assume the use of a :term:`virtual environment`.
For Windows users, these instructions assume that the option to
adjust the system PATH environment variable was selected when installing
The Python Packaging User Guide includes more details on the `currently
recommended tools`_.
.. _currently recommended tools:
.. index::
single: Python Package Index (PyPI)
single: PyPI; (see Python Package Index (PyPI))
.. _publishing-python-packages:
Reading the Python Packaging User Guide
The Python Packaging User Guide covers the various key steps and elements
involved in creating and publishing a project:
* `Project structure`_
* `Building and packaging the project`_
* `Uploading the project to the Python Package Index`_
* `The .pypirc file`_
.. _Project structure:
.. _Building and packaging the project:
.. _Uploading the project to the Python Package Index:

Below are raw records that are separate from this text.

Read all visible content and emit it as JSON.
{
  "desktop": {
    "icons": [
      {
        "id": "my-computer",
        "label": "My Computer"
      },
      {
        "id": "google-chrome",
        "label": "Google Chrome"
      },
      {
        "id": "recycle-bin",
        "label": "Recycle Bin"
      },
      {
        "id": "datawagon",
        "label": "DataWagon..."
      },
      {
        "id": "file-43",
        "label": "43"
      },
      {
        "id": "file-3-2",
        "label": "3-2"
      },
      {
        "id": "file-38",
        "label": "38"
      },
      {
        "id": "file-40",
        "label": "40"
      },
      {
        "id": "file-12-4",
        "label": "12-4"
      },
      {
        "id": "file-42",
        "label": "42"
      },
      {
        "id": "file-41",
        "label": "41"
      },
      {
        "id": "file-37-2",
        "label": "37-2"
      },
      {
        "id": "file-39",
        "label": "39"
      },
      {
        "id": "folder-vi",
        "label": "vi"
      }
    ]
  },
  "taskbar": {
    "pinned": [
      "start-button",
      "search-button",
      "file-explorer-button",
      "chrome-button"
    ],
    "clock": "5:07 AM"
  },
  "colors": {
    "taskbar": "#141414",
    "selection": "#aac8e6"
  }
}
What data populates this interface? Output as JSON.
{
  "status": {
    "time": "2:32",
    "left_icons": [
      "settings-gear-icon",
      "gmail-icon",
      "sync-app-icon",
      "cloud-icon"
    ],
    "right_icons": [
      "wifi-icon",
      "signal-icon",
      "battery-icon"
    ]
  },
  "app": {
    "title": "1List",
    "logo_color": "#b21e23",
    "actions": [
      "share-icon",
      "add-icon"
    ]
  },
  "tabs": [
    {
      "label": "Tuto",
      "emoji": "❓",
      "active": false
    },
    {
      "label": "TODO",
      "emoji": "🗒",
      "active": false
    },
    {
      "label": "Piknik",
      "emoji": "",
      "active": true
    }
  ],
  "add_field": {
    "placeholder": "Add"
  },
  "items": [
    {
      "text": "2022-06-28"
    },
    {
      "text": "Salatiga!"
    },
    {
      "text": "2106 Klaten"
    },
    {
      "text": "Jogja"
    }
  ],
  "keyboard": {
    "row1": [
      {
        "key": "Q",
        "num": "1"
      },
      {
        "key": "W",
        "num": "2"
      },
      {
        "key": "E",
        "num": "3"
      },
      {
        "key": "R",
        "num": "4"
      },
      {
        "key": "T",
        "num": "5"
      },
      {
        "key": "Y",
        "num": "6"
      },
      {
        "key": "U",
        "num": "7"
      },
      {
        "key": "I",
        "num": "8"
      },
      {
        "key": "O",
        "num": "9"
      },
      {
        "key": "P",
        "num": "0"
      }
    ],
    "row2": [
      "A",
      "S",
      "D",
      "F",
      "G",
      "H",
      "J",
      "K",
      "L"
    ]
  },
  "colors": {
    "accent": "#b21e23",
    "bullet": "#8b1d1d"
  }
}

.. _The .pypirc file:
How do I...?
These are quick answers or links for some common tasks.
... choose a name for my project?
This isn't an easy topic, but here are a few tips:
* check the Python Package Index to see if the name is already in use
* check popular hosting sites like GitHub, Bitbucket, etc to see if there
is already a project with that name
* check what comes up in a web search for the name you're considering
* avoid particularly common words, especially ones with multiple meanings,
as they can make it difficult for users to find your software when
searching for it
... create and distribute binary extensions?
This is actually quite a complex topic, with a variety of alternatives
available depending on exactly what you're aiming to achieve. See the
Python Packaging User Guide for more information and recommendations.
.. seealso::
`Python Packaging User Guide: Binary Extensions
.. other topics:
Once the Development & Deployment part of PPUG is fleshed out, some of
those sections should be linked from new questions here (most notably,
we should have a question about avoiding depending on PyPI that links to